== Records for the task ==
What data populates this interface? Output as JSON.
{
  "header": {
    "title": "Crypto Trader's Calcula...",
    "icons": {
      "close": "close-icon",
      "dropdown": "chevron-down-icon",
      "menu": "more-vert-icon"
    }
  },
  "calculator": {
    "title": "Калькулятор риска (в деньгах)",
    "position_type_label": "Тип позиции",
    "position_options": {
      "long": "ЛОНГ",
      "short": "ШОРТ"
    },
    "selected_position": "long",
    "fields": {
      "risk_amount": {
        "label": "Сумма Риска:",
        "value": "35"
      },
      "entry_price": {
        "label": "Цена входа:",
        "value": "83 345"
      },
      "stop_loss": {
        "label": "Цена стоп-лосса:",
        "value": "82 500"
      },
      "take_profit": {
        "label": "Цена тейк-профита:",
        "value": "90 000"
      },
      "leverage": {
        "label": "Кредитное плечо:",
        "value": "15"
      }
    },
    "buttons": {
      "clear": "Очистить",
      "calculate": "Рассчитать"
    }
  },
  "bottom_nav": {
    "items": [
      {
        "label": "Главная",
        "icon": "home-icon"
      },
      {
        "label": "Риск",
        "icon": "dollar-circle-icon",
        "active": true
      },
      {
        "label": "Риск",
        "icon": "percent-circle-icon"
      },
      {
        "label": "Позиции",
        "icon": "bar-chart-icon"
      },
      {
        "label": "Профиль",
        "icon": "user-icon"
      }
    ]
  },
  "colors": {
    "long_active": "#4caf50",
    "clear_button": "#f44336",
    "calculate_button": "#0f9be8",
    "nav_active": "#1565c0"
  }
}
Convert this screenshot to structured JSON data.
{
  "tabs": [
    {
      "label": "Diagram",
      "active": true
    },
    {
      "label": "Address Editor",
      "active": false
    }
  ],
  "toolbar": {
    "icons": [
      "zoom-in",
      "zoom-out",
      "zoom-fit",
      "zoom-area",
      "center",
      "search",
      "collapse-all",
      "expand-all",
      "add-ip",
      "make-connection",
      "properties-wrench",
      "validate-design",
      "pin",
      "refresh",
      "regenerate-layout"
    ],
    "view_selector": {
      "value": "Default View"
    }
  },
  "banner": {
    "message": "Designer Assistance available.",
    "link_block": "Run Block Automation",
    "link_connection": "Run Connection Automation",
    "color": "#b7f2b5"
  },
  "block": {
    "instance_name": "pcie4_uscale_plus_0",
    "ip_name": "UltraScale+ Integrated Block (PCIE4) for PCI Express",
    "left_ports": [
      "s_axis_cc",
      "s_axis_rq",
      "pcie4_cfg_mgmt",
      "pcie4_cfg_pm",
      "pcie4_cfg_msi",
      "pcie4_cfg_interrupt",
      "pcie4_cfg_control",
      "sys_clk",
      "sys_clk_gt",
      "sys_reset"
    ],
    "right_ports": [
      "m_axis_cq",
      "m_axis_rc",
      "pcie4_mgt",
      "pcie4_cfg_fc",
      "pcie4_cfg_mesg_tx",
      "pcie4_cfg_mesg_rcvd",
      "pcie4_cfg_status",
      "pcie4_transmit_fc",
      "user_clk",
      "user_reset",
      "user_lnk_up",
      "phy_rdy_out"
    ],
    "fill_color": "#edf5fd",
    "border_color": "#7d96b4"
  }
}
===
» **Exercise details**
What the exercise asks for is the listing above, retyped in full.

» **Solution to this exercise**
What data populates this interface? Output as JSON.
{
  "header": {
    "title": "Crypto Trader's Calcula...",
    "icons": {
      "close": "close-icon",
      "dropdown": "chevron-down-icon",
      "menu": "more-vert-icon"
    }
  },
  "calculator": {
    "title": "Калькулятор риска (в деньгах)",
    "position_type_label": "Тип позиции",
    "position_options": {
      "long": "ЛОНГ",
      "short": "ШОРТ"
    },
    "selected_position": "long",
    "fields": {
      "risk_amount": {
        "label": "Сумма Риска:",
        "value": "35"
      },
      "entry_price": {
        "label": "Цена входа:",
        "value": "83 345"
      },
      "stop_loss": {
        "label": "Цена стоп-лосса:",
        "value": "82 500"
      },
      "take_profit": {
        "label": "Цена тейк-профита:",
        "value": "90 000"
      },
      "leverage": {
        "label": "Кредитное плечо:",
        "value": "15"
      }
    },
    "buttons": {
      "clear": "Очистить",
      "calculate": "Рассчитать"
    }
  },
  "bottom_nav": {
    "items": [
      {
        "label": "Главная",
        "icon": "home-icon"
      },
      {
        "label": "Риск",
        "icon": "dollar-circle-icon",
        "active": true
      },
      {
        "label": "Риск",
        "icon": "percent-circle-icon"
      },
      {
        "label": "Позиции",
        "icon": "bar-chart-icon"
      },
      {
        "label": "Профиль",
        "icon": "user-icon"
      }
    ]
  },
  "colors": {
    "long_active": "#4caf50",
    "clear_button": "#f44336",
    "calculate_button": "#0f9be8",
    "nav_active": "#1565c0"
  }
}
Convert this screenshot to structured JSON data.
{
  "tabs": [
    {
      "label": "Diagram",
      "active": true
    },
    {
      "label": "Address Editor",
      "active": false
    }
  ],
  "toolbar": {
    "icons": [
      "zoom-in",
      "zoom-out",
      "zoom-fit",
      "zoom-area",
      "center",
      "search",
      "collapse-all",
      "expand-all",
      "add-ip",
      "make-connection",
      "properties-wrench",
      "validate-design",
      "pin",
      "refresh",
      "regenerate-layout"
    ],
    "view_selector": {
      "value": "Default View"
    }
  },
  "banner": {
    "message": "Designer Assistance available.",
    "link_block": "Run Block Automation",
    "link_connection": "Run Connection Automation",
    "color": "#b7f2b5"
  },
  "block": {
    "instance_name": "pcie4_uscale_plus_0",
    "ip_name": "UltraScale+ Integrated Block (PCIE4) for PCI Express",
    "left_ports": [
      "s_axis_cc",
      "s_axis_rq",
      "pcie4_cfg_mgmt",
      "pcie4_cfg_pm",
      "pcie4_cfg_msi",
      "pcie4_cfg_interrupt",
      "pcie4_cfg_control",
      "sys_clk",
      "sys_clk_gt",
      "sys_reset"
    ],
    "right_ports": [
      "m_axis_cq",
      "m_axis_rc",
      "pcie4_mgt",
      "pcie4_cfg_fc",
      "pcie4_cfg_mesg_tx",
      "pcie4_cfg_mesg_rcvd",
      "pcie4_cfg_status",
      "pcie4_transmit_fc",
      "user_clk",
      "user_reset",
      "user_lnk_up",
      "phy_rdy_out"
    ],
    "fill_color": "#edf5fd",
    "border_color": "#7d96b4"
  }
}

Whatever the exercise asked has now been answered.